There are many different reasons why this is interesting: For many years people who have tried to understand the motor cortex where guided by the insights from the visual cortex – an area of the brain which is better understood. In the visual cortex the activity of many cells directly reflects aspects of the stimuli they receive. For instance, certain neurons will respond to horizontal bars in particular locations in visual space, while others will respond to vertical bars. The present study shows that different areas of the cortex may encode information very differently. Rather than representing the direction and length of a motion to be executed, neurons in the motor cortex may encode the motion dynamically. Their collective rhythmic activity drives the movements of the muscles that translate into the particular motion.
It is interesting that this mechanism was first proposed theoretically by Rokni and Sompolinski. It is also related to the ideas put forth by Rodolfo Llinas in his book “I of the Vortex”. The central nervous system evolved from cells that drove rhythmic behavior that allowed early animals to move and digest food. Since it evolved from such pattern generators, the brain may still itself largely function to generate oscillations. Rhythmic activity is can be found everywhere in the cortex. Oscillatory activity has been implicated in coordinating the activity of distant areas in the brain. The study by Churchland, Cunningham, et al. suggests that it may have other functional roles.
It appears that in the very near we will be able to design brain-machine interfaces that may allow paralyzed people to control a robotic exoskeleton. Such interfaces need to interpret the activity of cells in the motor cortex. There are many technical obstacles that still remain. However, I believe that a good theoretical description of how neural population activity is translated into motion will also be necessary.
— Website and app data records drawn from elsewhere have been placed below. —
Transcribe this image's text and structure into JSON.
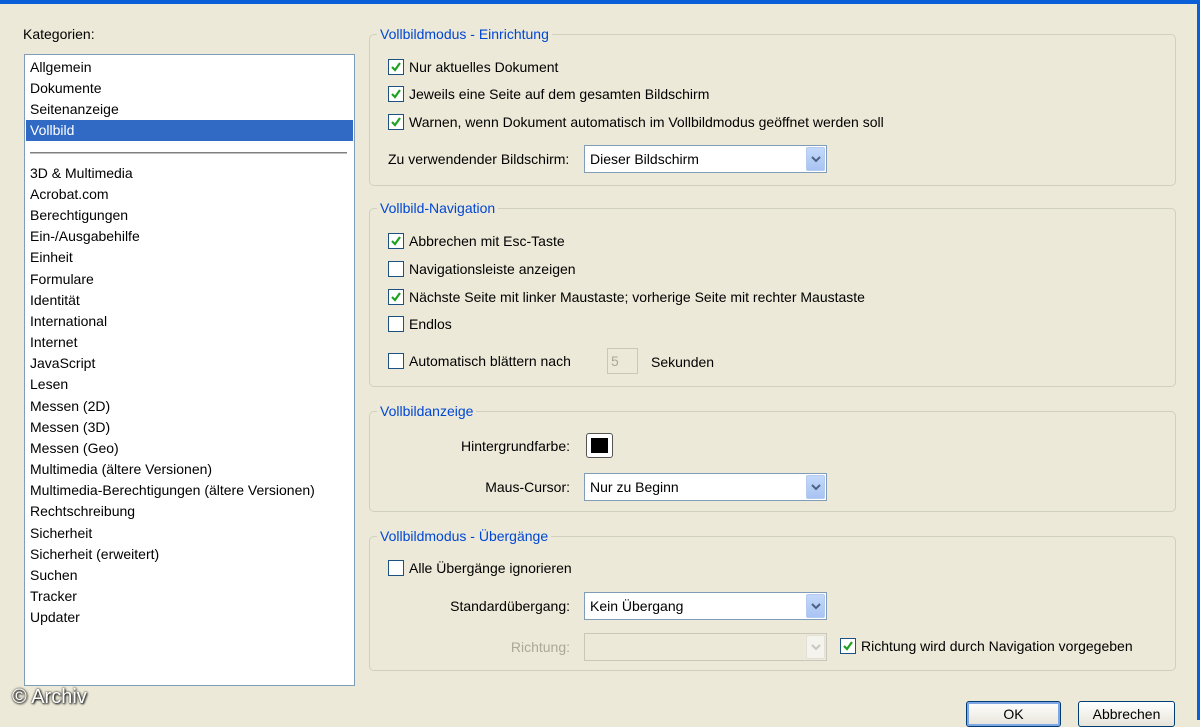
{
  "categories": {
    "label": "Kategorien:",
    "top_items": [
      "Allgemein",
      "Dokumente",
      "Seitenanzeige",
      "Vollbild"
    ],
    "selected": "Vollbild",
    "items": [
      "3D & Multimedia",
      "Acrobat.com",
      "Berechtigungen",
      "Ein-/Ausgabehilfe",
      "Einheit",
      "Formulare",
      "Identität",
      "International",
      "Internet",
      "JavaScript",
      "Lesen",
      "Messen (2D)",
      "Messen (3D)",
      "Messen (Geo)",
      "Multimedia (ältere Versionen)",
      "Multimedia-Berechtigungen (ältere Versionen)",
      "Rechtschreibung",
      "Sicherheit",
      "Sicherheit (erweitert)",
      "Suchen",
      "Tracker",
      "Updater"
    ]
  },
  "setup": {
    "title": "Vollbildmodus - Einrichtung",
    "current_doc_only": {
      "label": "Nur aktuelles Dokument",
      "checked": true
    },
    "one_page": {
      "label": "Jeweils eine Seite auf dem gesamten Bildschirm",
      "checked": true
    },
    "warn_auto": {
      "label": "Warnen, wenn Dokument automatisch im Vollbildmodus geöffnet werden soll",
      "checked": true
    },
    "screen_label": "Zu verwendender Bildschirm:",
    "screen_value": "Dieser Bildschirm"
  },
  "navigation": {
    "title": "Vollbild-Navigation",
    "esc_exit": {
      "label": "Abbrechen mit Esc-Taste",
      "checked": true
    },
    "show_navbar": {
      "label": "Navigationsleiste anzeigen",
      "checked": false
    },
    "mouse_click": {
      "label": "Nächste Seite mit linker Maustaste; vorherige Seite mit rechter Maustaste",
      "checked": true
    },
    "loop": {
      "label": "Endlos",
      "checked": false
    },
    "auto_advance": {
      "label": "Automatisch blättern nach",
      "checked": false
    },
    "seconds_value": "5",
    "seconds_unit": "Sekunden"
  },
  "display": {
    "title": "Vollbildanzeige",
    "bg_label": "Hintergrundfarbe:",
    "bg_color": "#000000",
    "cursor_label": "Maus-Cursor:",
    "cursor_value": "Nur zu Beginn"
  },
  "transitions": {
    "title": "Vollbildmodus - Übergänge",
    "ignore_all": {
      "label": "Alle Übergänge ignorieren",
      "checked": false
    },
    "default_label": "Standardübergang:",
    "default_value": "Kein Übergang",
    "direction_label": "Richtung:",
    "direction_value": "",
    "direction_nav": {
      "label": "Richtung wird durch Navigation vorgegeben",
      "checked": true
    }
  },
  "buttons": {
    "ok": "OK",
    "cancel": "Abbrechen"
  },
  "watermark": "© Archiv",
  "colors": {
    "accent": "#316ac5",
    "group_title": "#0046d5",
    "dialog_bg": "#ece9d8"
  }
}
This study shows that careful experiments together with novel mathematical and statistical techniques will lead the way.
Here is the press release for this study with some nice quotes from the authors.